Pain medicine specialist qualifications
The most important consideration in looking for a pain management specialist is to find someone who has the training and experience to help you with your particular pain problem and with whom you feel a comfortable rapport. Since many types of chronic pain may require a complex treatment plan as well as specialized interventional techniques, pain specialists today must have more training than in the past, and you should learn about how your pain physician was trained and whether he or she has board certification in pain management.
The widely accepted standard for pain management education today is a fellowship (additional training beyond residency which occurs after graduating from medical school) in pain management. Most fellowship programs are associated with anesthesiology residency training programs. There are also fellowship programs associated with neurology and physical medicine and rehabilitation residency programs. The fellowship consists of at least one year of training in all aspects of pain management after completion residency training. When a physician has become board certified in their primary specialty and has completed an accredited fellowship, they become eligible for subspecialty board certification in pain management by the American Board of Anesthesiology, The American Board of Psychiatry and The American Board of Neurology, or the American Board of Physical Medicine and Rehabilitation. These three are the only board certifications in pain management recognized by the American College of Graduate Medical Education.
In addition to learning about your pain physicians training and board certification, you also should ask whether they have experience with your specific pain condition and what types of treatments they offer. Do they only perform procedures or do they use a multidisciplinary approach to pain management? Who do they refer to for other treatment options such as surgery, psychological support or alternative therapies? How can they be reached if questions or problems arise? What is their overall philosophy of pain management?
The mission of Blue Ridge Pain Management is to relieve human suffering. We use a comprehensive, holistic approach that combines patient educations and empowerment with the use of medications and cutting edge interventional therapies. We treat low back pain, work related injuries, myofascial pain, sciatica, post traumatic pain, neck pain, headaches, neuropathies, arthritic pain and cancer related pain. We prescribe medications, perform medication infusion therapies such as lidocaine infusions and perform both ultrasound guided and fluoroscopically guided injections and procedures: cervical and lumbar epidural injections, selective nerve root blocks, transforaminal epidural steroid injections, lumbar and cervical facet injections, lumbar and cervical facet rhizotomies, occipital nerve blocks, sympathetic nerve blocks, trigger point injections, intrathecal pump implantations, kyphoplasty and spinal cord stimulation. All of our physicians are board certified in Anesthesiology and subspecialty trained in pain management.

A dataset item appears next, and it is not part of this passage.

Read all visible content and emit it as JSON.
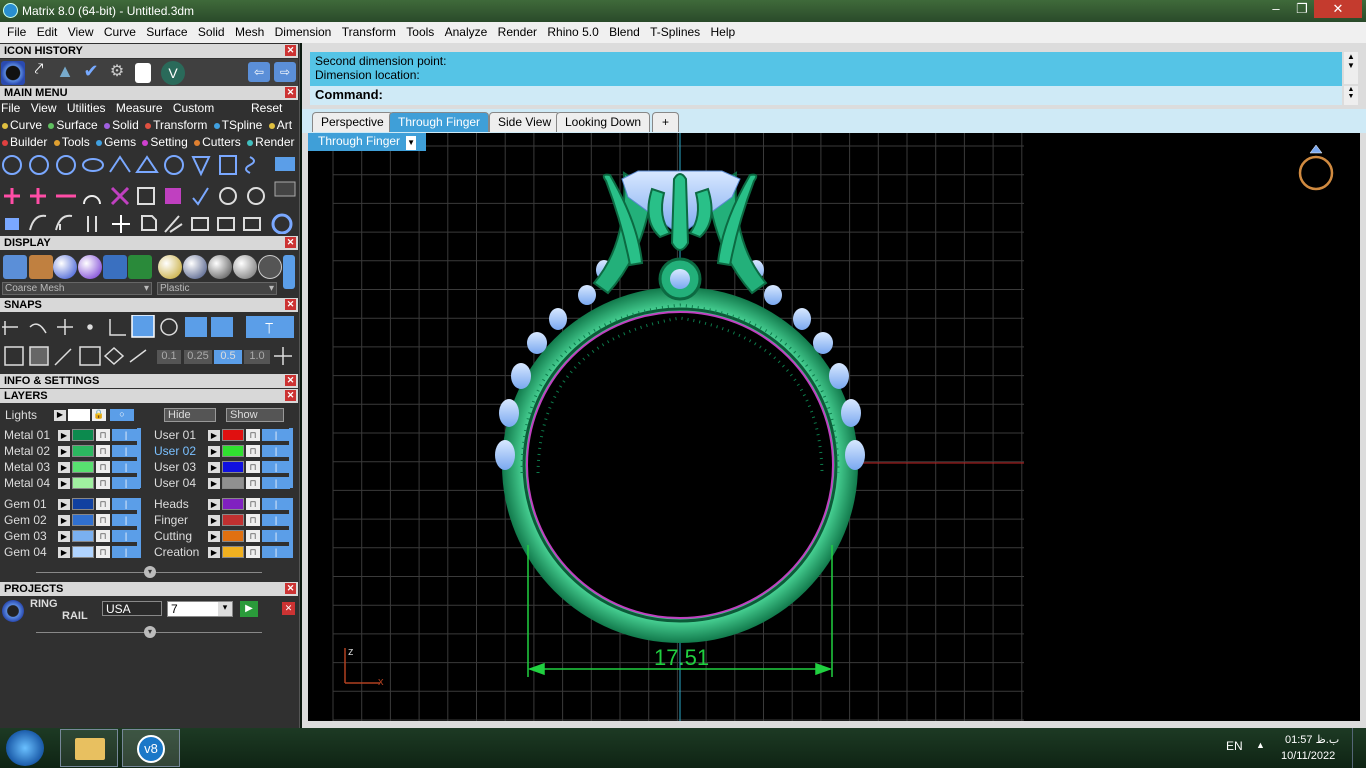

What is a Pain Management Specialist?
A pain management specialist is a physician with special training in evaluation, diagnosis, and treatment of all
different types of pain. Pain is actually a wide spectrum of disorders including acute pain, chronic pain and
cancer pain and sometimes a combination of these. Pain can also arise for many different reasons such as
surgery, injury, nerve damage, and metabolic problems such as diabetes. Occasionally, pain can even be the
problem all by itself, without any obvious cause at all.
As the field of medicine learns more about the complexities of pain, it has become more important to have
physicians with specialized knowledge and skills to treat these conditions. An in-depth knowledge of the
physiology of pain, the ability to evaluate patients with complicated pain problems, understanding of
specialized tests for diagnosing painful conditions, appropriate prescribing of medications to varying pain
problems, and skills to perform procedures (such as nerve blocks, spinal injections and other interventional
techniques) are all part of what a pain management specialist uses to treat pain. In addition, the broad variety
of treatments available to treat pain is growing rapidly and with increasing complexity. With an increasing
number of new and complex drugs, techniques, and technologies becoming available every year for the
treatment of pain, the pain management physician is uniquely trained to use this new knowledge safely and
effectively to help his or her patients. Finally, the pain management specialist plays an important role in
coordinating additional care such as physical therapy, psychological therapy, and rehabilitation programs in
order to offer patients a comprehensive treatment plan with a multidisciplinary approach to the treatment of